The report previews the unique set of circumstances facing the state as it enters a transition phase after Nov. 6 when, for the first time in eight years, the state will have a new governor. It’s likely, too, that nearly 40 percent of the members of the General Assembly will be entering their first or second terms, a remarkable period of turnover for the legislative body. Just days after taking office the new governor and the remade Legislature will begin the work of assembling the state’s next two-year budget. Add the fact there will be a new chair of the House Ways and Means Committee, and this will be a most interesting session from a fiscal perspective.

Among the questions likely to be considered in the 2013 General Assembly session are:

  • How will any new spending affect the state’s surpluses? Will these expenditures be one-time expenses, such as capital projects, that reduce the overall surplus, or will they be ongoing expenses, such as education, that will affect the structural balance?
  • Will surplus funds be used to further reduce taxes?
  • Should the state undertake plans to reform how it funds the Teachers Retirement Fund?
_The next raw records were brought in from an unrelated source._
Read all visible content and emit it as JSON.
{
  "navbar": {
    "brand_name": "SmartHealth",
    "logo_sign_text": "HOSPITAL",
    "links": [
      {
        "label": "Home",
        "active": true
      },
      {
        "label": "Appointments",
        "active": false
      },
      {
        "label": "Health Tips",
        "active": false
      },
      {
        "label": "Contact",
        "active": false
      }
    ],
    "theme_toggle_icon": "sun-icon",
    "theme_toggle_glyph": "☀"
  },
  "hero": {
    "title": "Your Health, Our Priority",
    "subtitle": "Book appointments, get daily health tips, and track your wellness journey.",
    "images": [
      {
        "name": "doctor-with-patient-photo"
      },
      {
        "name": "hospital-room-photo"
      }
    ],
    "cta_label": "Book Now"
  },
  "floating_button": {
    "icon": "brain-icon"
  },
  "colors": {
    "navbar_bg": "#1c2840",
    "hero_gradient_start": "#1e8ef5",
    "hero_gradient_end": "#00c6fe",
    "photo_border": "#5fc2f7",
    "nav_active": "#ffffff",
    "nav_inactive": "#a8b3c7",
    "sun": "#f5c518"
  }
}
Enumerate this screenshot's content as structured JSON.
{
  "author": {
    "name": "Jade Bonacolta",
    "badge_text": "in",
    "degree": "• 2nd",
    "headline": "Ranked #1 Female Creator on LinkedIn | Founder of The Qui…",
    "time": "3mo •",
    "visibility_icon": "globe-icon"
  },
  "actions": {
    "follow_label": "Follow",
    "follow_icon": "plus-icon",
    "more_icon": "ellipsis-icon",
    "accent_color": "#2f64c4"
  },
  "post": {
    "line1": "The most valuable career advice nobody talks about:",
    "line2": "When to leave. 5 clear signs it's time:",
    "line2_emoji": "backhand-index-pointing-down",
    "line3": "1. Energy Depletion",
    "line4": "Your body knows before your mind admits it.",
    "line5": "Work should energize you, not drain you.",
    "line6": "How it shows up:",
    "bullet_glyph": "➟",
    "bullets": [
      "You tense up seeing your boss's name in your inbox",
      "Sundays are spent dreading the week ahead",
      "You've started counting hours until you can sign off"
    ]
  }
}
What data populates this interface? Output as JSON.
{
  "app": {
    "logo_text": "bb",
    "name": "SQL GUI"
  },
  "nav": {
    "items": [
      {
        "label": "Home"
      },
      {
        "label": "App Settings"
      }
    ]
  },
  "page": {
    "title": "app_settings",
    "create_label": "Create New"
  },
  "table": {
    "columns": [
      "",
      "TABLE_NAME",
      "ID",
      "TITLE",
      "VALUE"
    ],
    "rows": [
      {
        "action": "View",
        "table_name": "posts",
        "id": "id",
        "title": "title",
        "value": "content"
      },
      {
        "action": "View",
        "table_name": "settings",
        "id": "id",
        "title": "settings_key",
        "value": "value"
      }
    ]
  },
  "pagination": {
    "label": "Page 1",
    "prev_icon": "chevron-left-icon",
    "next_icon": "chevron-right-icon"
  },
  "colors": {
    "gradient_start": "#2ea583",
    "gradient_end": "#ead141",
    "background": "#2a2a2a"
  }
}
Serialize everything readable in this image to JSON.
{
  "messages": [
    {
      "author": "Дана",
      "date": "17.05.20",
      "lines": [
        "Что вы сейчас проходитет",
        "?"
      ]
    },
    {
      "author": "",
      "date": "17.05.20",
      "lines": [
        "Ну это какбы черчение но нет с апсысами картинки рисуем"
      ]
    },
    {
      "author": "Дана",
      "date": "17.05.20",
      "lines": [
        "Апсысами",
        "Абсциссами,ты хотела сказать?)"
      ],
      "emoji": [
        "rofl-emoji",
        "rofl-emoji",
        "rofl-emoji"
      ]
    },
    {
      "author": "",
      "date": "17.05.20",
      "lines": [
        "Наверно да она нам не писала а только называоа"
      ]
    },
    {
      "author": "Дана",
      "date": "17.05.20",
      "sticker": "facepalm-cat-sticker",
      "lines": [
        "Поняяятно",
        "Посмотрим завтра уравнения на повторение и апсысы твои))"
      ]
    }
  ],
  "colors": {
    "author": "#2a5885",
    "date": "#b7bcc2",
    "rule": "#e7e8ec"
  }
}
These questions and others also are affected by the sluggish economic recovery and concerns that another recession would create renewed havoc on tax revenue. Indiana’s increased reliance on sales and income taxes to pay for education, especially, makes it vulnerable to economic downturns that would make additional spending moot. The new policymakers will have to carefully consider these economic factors as they consider the state’s fiscal future.

The full report can be found on the Indiana Fiscal Policy Institute Web site – www.indianafiscal.org

UPDATED: Our Congressmen Agree on Something! (Paperwork is Terrible)

Any time eight members of a nine-person Congressional delegation can agree on something these days, it must be a good thing. That is the case with the Small Business Paperwork Mandate Elimination Act of 2011.

H.R. 4 is expected to be considered on the House floor today and the subject of a vote on Thursday. The 273 co-sponsors include all six Indiana Republicans (Larry Buschon, Dan Burton, Mike Pence, Todd Rokita, Marlin Stutzman and Todd Young) as well as Democrats Andre Carson and Joe Donnelly. Only Pete Visclosky is missing from the co-sponsor list, which, of course, doesn’t disqualify him from supporting the bill.

For those who don’t recall the provision or prefer to block it out in order to try and get a good night’s sleep, a section of the Patient Protection and Affordable Care Act mandates that small business owners file a 1099-MISC with the IRS for all payments of $600 or more to a vendor in a tax year. In other words, just about everything. In a regulatory world gone awry, this might be the biggest nightmare of all if allowed to proceed.

The repeal earlier passed the Senate 81-17. Let’s hope common sense prevails in the House this week. The Small Business & Entrepreneurship Council has additional background and facts.

UPDATED: Thankfully, the U.S. House has voted to repeal this ridiculous measure. Surprisingly, despite being listed as a co-sponsor, Indiana Rep. Andre Carson voted against the measure. All eight other Hoosiers representatives sided with the majority in a 314-112 vote. The Senate has passed a slightly different version, so a compromise will need to be reached. Journal of Accountancy has the story.